▶ [TASK PROMPT] Find and copy each line of the records where the string "JSON" shows up.

▶ [Data records for software interfaces]
===

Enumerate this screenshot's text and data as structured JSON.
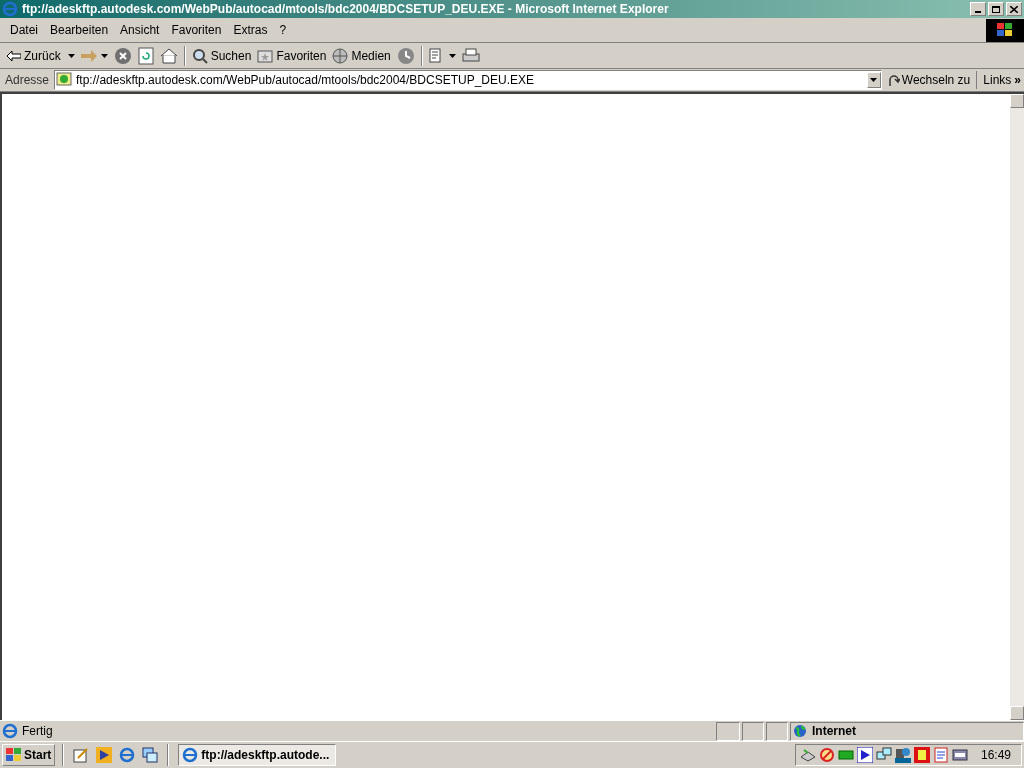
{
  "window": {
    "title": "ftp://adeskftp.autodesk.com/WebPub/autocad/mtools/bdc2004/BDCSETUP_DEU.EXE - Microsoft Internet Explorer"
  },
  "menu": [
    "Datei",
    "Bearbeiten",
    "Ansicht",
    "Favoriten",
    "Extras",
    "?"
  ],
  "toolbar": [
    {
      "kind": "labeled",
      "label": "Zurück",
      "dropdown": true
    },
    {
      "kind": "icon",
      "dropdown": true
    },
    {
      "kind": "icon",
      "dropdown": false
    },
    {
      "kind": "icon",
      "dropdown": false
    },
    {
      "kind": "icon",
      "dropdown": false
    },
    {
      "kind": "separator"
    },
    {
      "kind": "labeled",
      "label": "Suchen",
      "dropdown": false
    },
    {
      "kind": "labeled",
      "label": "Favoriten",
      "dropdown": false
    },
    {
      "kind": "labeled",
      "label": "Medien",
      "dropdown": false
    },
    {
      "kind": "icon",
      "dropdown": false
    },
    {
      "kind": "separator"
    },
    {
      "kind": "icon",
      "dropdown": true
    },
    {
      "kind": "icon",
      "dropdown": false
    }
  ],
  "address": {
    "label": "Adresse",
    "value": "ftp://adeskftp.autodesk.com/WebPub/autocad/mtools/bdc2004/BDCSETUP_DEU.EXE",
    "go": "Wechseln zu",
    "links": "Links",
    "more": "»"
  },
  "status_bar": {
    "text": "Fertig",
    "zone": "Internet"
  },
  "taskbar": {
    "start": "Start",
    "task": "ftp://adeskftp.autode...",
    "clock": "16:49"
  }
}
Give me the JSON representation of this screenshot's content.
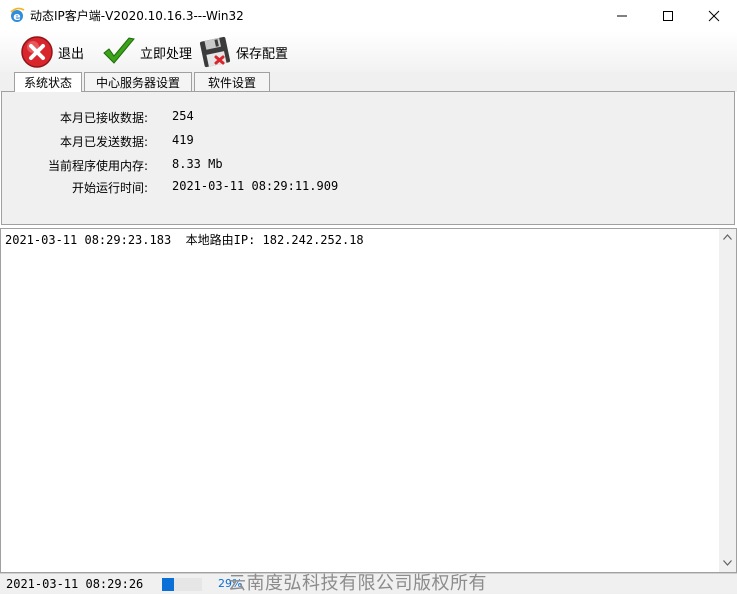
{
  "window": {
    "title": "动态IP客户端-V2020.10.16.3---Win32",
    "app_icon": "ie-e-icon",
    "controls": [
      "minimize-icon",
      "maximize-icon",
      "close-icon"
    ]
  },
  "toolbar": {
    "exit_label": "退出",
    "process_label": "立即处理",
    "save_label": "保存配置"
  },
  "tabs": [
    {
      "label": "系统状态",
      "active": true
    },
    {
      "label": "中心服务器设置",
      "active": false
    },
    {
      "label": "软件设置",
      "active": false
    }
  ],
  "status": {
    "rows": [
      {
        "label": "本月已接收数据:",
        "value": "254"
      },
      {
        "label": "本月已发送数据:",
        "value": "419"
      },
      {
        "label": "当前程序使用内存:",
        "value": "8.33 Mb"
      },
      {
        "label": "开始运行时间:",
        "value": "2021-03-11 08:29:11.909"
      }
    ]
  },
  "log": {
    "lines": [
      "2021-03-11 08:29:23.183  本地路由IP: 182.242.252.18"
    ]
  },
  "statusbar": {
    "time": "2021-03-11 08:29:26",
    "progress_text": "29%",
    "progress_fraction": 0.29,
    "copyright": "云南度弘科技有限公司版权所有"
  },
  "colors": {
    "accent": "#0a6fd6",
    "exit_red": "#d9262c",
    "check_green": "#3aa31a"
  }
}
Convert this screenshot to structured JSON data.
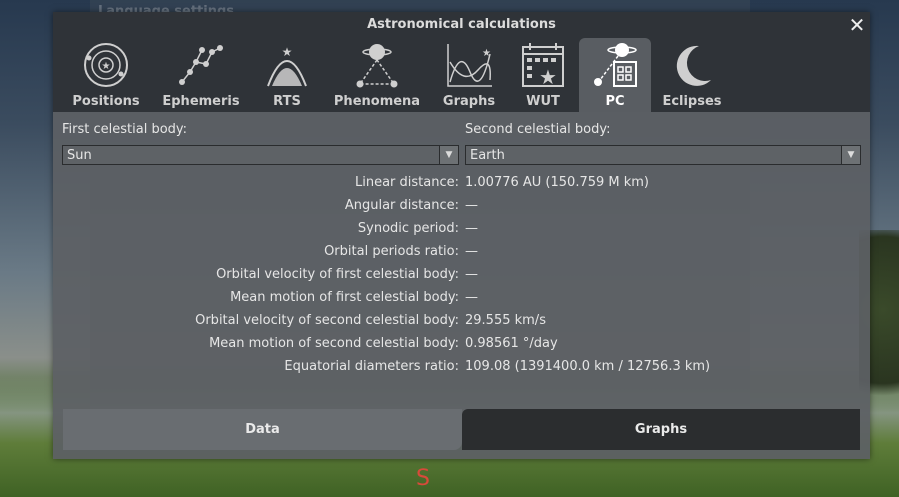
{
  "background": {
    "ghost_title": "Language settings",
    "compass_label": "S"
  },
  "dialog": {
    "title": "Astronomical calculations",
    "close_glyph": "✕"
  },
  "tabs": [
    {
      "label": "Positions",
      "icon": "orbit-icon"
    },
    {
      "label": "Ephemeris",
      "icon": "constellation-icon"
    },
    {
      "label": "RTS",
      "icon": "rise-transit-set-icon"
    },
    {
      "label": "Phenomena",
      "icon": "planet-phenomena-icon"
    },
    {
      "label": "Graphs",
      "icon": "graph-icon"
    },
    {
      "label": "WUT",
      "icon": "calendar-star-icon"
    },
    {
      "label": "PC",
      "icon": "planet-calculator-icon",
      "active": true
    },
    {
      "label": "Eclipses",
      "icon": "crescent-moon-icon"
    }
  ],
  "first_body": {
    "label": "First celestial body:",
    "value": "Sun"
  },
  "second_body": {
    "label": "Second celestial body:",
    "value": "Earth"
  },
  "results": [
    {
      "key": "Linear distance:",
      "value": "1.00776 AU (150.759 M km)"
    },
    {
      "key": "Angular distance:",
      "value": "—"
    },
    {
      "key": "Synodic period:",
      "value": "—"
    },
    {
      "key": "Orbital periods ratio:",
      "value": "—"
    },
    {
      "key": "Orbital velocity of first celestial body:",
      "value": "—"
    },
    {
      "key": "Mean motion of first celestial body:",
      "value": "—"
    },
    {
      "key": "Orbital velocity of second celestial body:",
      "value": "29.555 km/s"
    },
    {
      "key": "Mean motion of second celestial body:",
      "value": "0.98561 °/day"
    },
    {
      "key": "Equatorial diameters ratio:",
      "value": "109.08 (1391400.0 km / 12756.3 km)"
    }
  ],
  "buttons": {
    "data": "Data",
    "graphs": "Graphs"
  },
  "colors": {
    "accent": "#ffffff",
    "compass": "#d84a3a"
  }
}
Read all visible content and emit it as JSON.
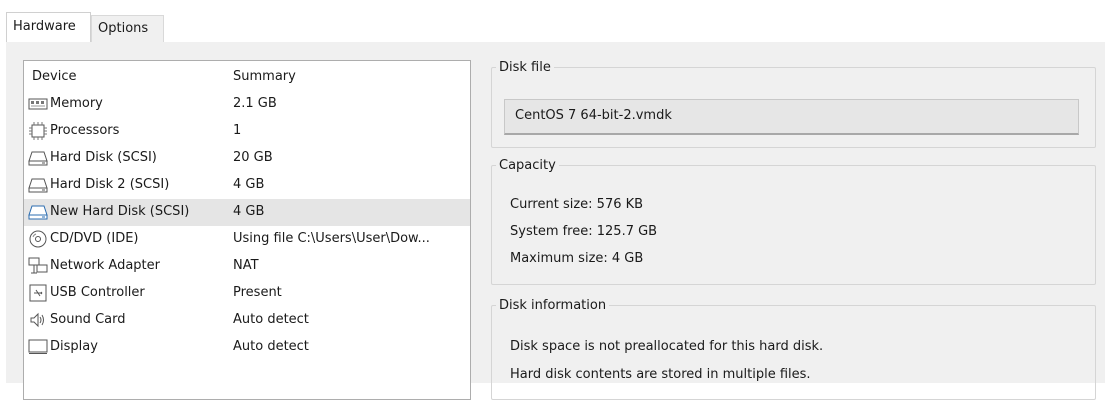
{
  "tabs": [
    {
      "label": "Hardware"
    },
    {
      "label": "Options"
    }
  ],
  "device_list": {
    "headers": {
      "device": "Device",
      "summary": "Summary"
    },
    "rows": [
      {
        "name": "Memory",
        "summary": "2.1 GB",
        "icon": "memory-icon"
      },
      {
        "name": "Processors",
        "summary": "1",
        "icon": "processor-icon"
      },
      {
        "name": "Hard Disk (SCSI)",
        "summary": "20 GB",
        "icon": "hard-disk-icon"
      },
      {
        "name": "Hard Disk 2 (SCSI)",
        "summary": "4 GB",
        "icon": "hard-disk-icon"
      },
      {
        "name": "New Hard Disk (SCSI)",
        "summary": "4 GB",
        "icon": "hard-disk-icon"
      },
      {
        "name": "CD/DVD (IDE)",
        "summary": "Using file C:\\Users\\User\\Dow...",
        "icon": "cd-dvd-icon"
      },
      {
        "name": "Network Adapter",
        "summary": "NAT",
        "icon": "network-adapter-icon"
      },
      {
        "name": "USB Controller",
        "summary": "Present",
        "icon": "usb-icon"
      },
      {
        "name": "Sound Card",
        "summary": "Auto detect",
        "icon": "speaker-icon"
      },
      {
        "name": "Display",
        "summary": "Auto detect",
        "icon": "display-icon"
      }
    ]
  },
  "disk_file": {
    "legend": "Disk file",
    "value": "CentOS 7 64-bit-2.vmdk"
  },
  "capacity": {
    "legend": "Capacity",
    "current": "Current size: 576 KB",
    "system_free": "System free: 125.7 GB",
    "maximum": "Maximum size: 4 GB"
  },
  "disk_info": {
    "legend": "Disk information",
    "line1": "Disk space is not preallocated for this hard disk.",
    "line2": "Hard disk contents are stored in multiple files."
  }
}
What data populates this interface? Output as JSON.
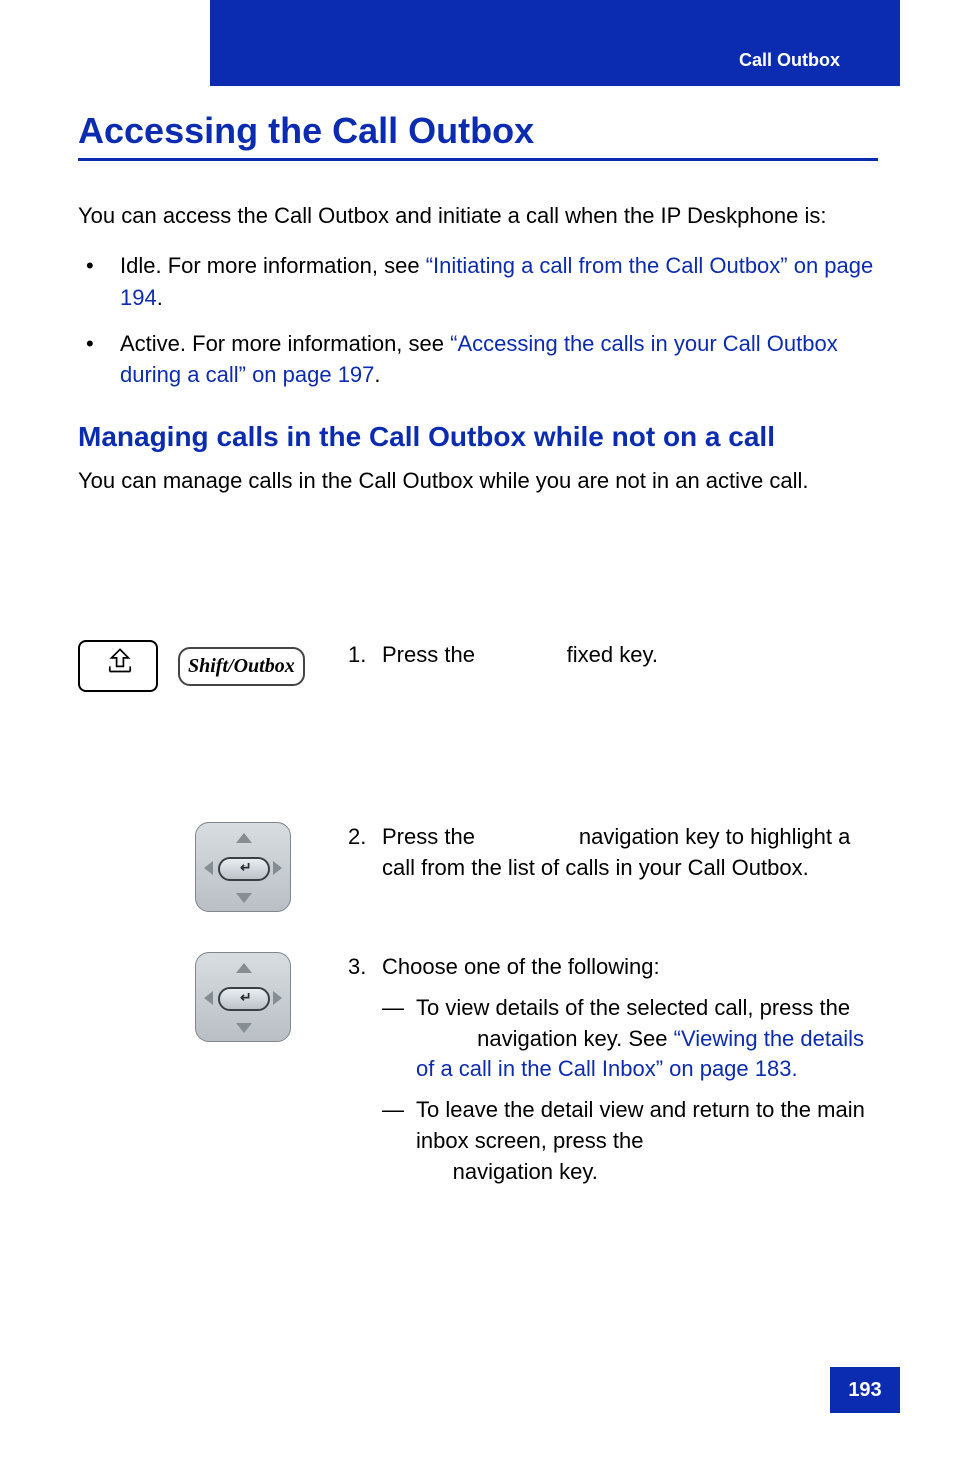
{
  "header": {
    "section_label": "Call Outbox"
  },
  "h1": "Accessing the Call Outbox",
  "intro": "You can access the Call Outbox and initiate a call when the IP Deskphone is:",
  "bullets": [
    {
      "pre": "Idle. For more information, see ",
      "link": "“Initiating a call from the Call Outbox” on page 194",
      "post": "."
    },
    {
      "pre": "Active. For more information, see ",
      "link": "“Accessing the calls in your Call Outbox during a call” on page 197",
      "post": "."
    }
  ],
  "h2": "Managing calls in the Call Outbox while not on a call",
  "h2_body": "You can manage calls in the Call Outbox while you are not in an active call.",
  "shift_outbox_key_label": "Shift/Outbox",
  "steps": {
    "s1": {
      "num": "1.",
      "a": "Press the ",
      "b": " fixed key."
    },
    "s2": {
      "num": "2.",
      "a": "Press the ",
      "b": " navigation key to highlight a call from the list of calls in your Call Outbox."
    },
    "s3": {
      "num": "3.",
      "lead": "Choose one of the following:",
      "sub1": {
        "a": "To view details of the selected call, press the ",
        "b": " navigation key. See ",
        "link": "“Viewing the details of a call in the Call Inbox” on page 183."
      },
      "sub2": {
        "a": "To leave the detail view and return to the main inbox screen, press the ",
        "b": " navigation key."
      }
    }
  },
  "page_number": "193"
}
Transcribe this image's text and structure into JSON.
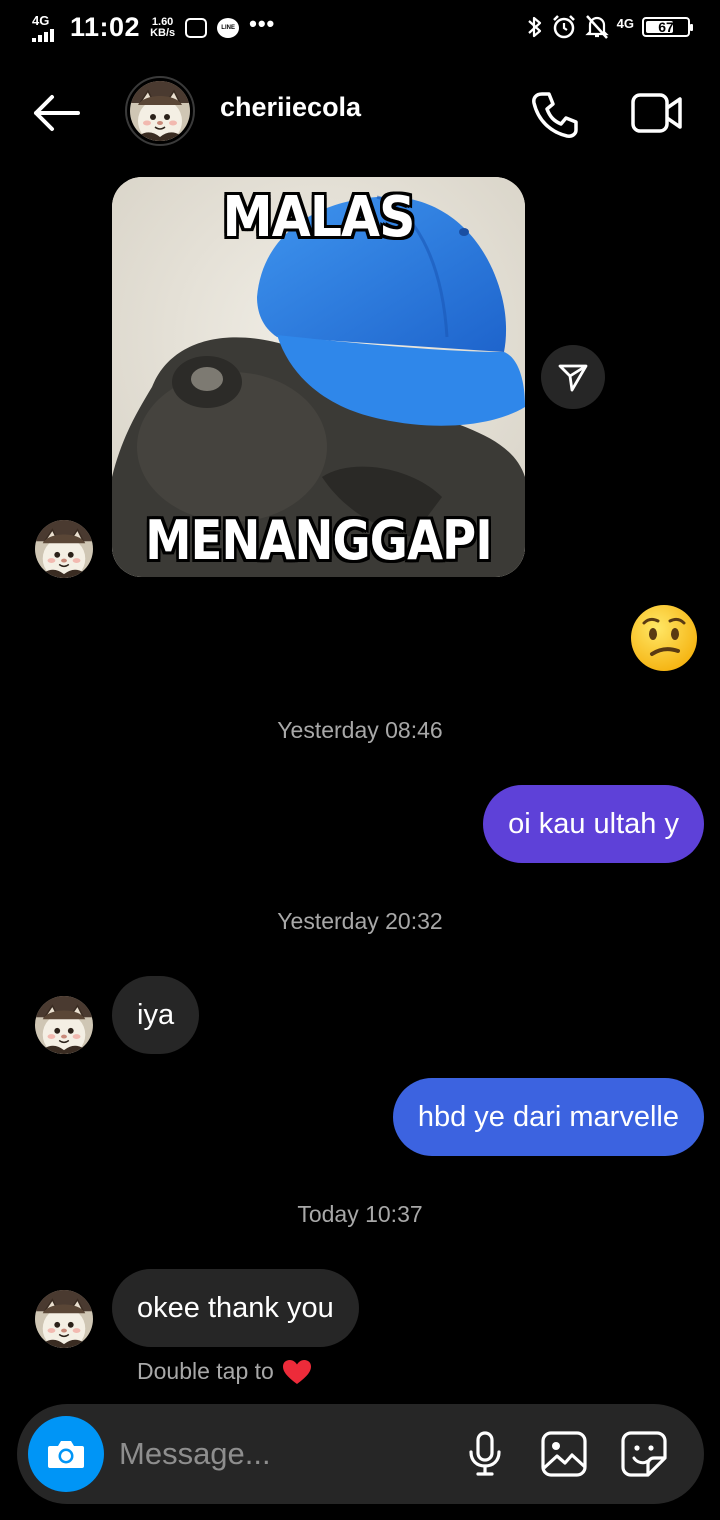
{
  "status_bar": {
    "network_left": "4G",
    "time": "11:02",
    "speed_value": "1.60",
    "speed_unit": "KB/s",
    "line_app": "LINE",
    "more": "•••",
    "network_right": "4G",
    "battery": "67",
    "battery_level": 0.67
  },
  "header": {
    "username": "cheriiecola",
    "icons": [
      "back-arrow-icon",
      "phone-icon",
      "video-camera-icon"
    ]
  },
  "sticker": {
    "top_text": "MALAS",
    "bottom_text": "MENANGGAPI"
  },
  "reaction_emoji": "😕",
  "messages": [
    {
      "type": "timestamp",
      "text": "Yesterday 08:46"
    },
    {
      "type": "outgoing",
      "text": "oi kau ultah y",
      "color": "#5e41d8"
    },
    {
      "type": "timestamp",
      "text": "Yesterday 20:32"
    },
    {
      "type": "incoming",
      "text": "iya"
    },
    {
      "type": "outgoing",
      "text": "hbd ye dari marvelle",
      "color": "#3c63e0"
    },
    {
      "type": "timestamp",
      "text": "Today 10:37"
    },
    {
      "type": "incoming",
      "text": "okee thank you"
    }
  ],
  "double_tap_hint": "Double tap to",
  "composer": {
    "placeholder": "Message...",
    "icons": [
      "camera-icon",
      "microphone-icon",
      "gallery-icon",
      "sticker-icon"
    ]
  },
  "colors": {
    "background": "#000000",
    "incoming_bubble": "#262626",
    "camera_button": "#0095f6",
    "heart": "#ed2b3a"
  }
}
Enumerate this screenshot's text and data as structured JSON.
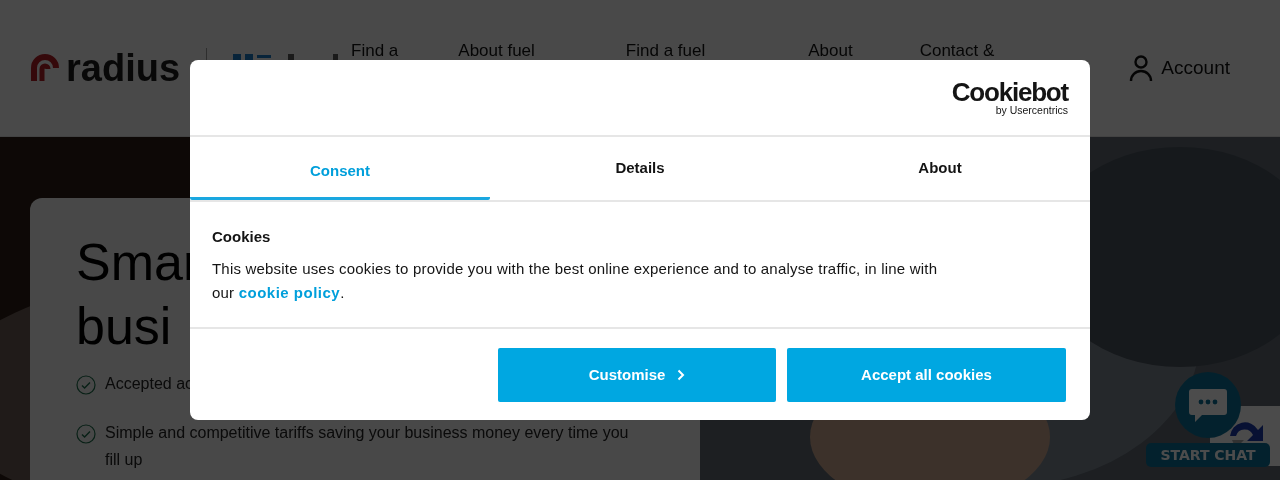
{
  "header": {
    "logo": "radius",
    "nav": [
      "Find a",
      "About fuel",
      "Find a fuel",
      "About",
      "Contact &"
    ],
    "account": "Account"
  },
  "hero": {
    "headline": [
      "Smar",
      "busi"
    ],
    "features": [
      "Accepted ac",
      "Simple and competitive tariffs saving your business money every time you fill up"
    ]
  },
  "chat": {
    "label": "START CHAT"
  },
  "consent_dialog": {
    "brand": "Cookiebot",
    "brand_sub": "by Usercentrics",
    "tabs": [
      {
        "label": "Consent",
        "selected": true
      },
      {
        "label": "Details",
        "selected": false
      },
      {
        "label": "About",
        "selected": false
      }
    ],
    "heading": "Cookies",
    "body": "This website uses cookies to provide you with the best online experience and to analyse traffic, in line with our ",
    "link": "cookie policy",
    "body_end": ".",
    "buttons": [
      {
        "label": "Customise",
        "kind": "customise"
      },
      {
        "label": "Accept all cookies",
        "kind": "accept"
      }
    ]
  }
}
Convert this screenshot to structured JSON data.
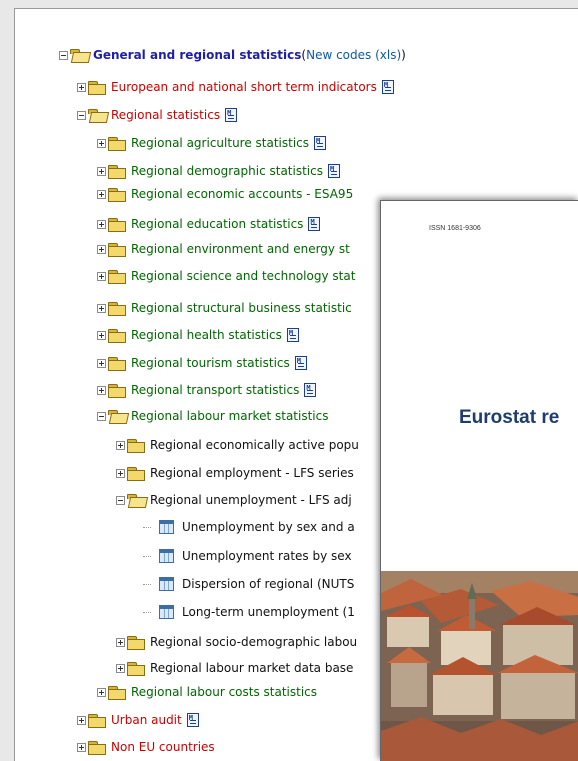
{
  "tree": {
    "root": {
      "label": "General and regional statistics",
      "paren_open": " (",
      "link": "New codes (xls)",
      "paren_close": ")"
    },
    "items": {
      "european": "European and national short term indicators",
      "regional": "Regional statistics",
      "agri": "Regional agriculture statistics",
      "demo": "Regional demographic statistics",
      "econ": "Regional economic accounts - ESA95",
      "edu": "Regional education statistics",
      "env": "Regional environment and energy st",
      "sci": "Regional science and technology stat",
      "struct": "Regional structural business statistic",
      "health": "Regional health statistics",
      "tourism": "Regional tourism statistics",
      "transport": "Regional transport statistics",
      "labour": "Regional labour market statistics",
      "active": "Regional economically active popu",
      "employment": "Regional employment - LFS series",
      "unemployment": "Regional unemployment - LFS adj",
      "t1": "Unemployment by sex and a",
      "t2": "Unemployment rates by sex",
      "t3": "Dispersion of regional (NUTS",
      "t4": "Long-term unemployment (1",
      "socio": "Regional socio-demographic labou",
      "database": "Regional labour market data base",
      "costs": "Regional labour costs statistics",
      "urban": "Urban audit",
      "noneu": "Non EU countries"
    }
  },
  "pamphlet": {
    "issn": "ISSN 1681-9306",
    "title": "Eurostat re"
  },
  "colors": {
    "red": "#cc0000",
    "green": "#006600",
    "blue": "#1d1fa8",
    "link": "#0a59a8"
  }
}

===

▶ [TASK OUTPUT]
Enumerate this screenshot's text and data as structured JSON.
Give me the JSON representation of this screenshot's content.
Convert this screenshot to structured JSON data.
Read all visible content and emit it as JSON.
What data populates this interface? Output as JSON.
Transcribe this image's text and structure into JSON.
Enumerate this screenshot's text and data as structured JSON.
Convert this screenshot to structured JSON data.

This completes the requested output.